A few weeks ago I said we would try to examine a few of the matters concerning what makes a ‘good’ Church in a little more detail later.
So this week we will concentrate on how and why the Church should properly understand the Scriptures.
Ever since the 2nd century acceptance of the 66 books, the Church by consensus has seen the Holy Spirit’s ‘fingerprints’ in the Christian Bible.
The Church did not create the Bible, it was the other way around.
If you are searching for a Church where the Bible is accepted as the written Word of God, with no additions, deletions, or ‘private interpretations’; where the preacher holds the Word up to the people, instead of elevating man so we can see if God is OK for us to believe in, then you will have to look hard these days, but those Churches do exist.
But hearing the Word is only the first step; we must be doers also, according to James 1:22-25.
The ‘good’ Church then will promote the infallible Word of God so we will use it as our standard, a mirror of our sinful status and the only means of our salvation.
Biblical Inspiration – What is it?
I was recently told that, when a local Church small group a few years ago was discussing the issue of homosexual leaders for that Church, most members of the group were of the opinion that the crucial thing was not what the Bible said about the issue, but what ‘the Church today’ thought.
I found it hard to believe that there could be a group of supposed Christians who were so full of themselves that they considered it possible to ignore God’s commands, which are expressed clearly in both the Old and New Testaments.
I believe this situation has been brought about by years of willful rebellion, ignorance, poor teaching, denominational apostasy and cultural brain-washing. It has led to a stifling of the Holy Spirit’s voice as He speaks to us through His Word.
I hope your Church is not at that stage!
As I pointed out in Newsletter 15, Paul told Timothy of the primacy of Scripture in 2 Tim 3:16-17, and Peter accepted Paul’s words as Scripture in 2 Pet 3:16.
Gaussen’s definition of inspiration is helpful: ‘Inspiration is that inexplicable power which the divine Spirit put forth of old on the authors of the Holy Scriptures, in order for their guidance, even in the employment of the words they used, and to preserve them alike from all error and all omission’ .
If Churches all accepted this there would be fewer arguments.
Why it is Important
Specifically, the ‘good’ Church will uphold the fact that Scripture alone will have the final say on every matter of doctrine [teaching] and practice. All personal claims, experience and tradition must be tested by the Scripture [Acts 17:11].
Any idea contradicting the Holy Spirit in Scripture must be rejected.
Scripture must interpret Scripture. Unclear passages must be interpreted in the light of clear parts.
The Scriptures are crystal clear regarding matters of salvation and of Christian ethics. There is no room for negotiation on the facts that God says we must be saved if we want to have eternal life, as well as relying only on His Son’s sacrifice to achieve that salvation for us.
Because God is an infinite Being who is revealing Himself and His will to His creation over millennia and many cultural differences, there are some parts of Scripture that are difficult to understand.

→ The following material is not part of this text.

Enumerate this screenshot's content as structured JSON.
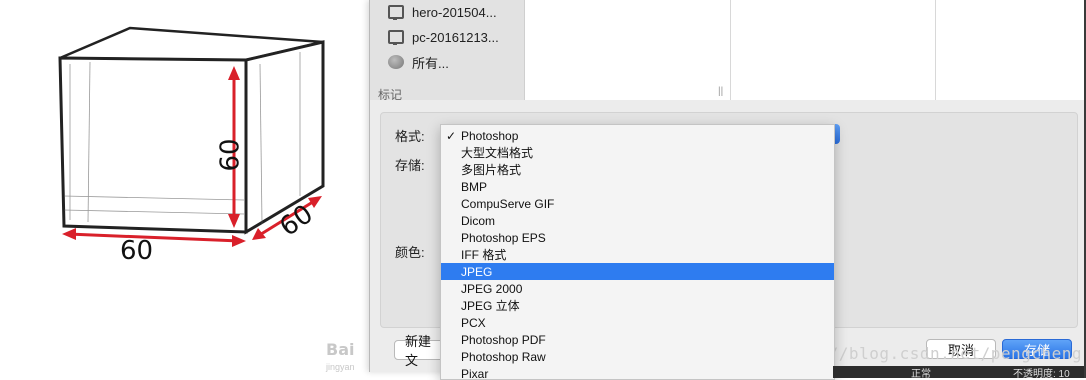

This means long and careful study is necessary, and 2 Peter 3:15-18 explains why we have to interpret everything in Scripture in the knowledge of our Lord and Saviour.
Why an Accurate Translation is Important
Since the Bible’s original documents were directly inspired by God, to what extent do our English translations accurately reflect that inspiration?
I believe that the ‘good’ Church will use and promote a translation of the Bible that aims to be faithful to the original inspired texts, as well as being understandable to ordinary people.
There is a world of difference between a good translation and a paraphrase.
A paraphrase, such as The Message, aims to read God’s mind through the assumptions and pre-suppositions of the author. Be wary of them because they are not the Word of God – sometimes quite misleading, in fact.
A good translation, on the other hand, seeks to translate faithfully the actual words the Holy Spirit originally used to communicate God’s truth. This then allows the Holy Spirit today to speak to the readers because God’s chosen words are delivered as inspired information – not according to what an editor thinks or pushes.
I consider good translations [all with some defects nonetheless] to include, KJV, NIV, NKJV, NASB, but definitely NOT The Message.
King James Only?
Some Churches and individuals insist of using only the KJV. I believe there is nothing wrong with that, provided they admit there are mistakes that can be rectified by reference to other translations and commentaries.
In this day of many different translations and paraphrases, if you are going to do serious Bible study you have to be prepared to do comparisons with the original languages used.
I rely on good Greek and Hebrew scholars because I only have a smattering of those languages. My rule is, when a passage needs to be clarified, seek the meaning in the original and see what the Holy Spirit is saying to us today. Things become a lot clearer than they may otherwise.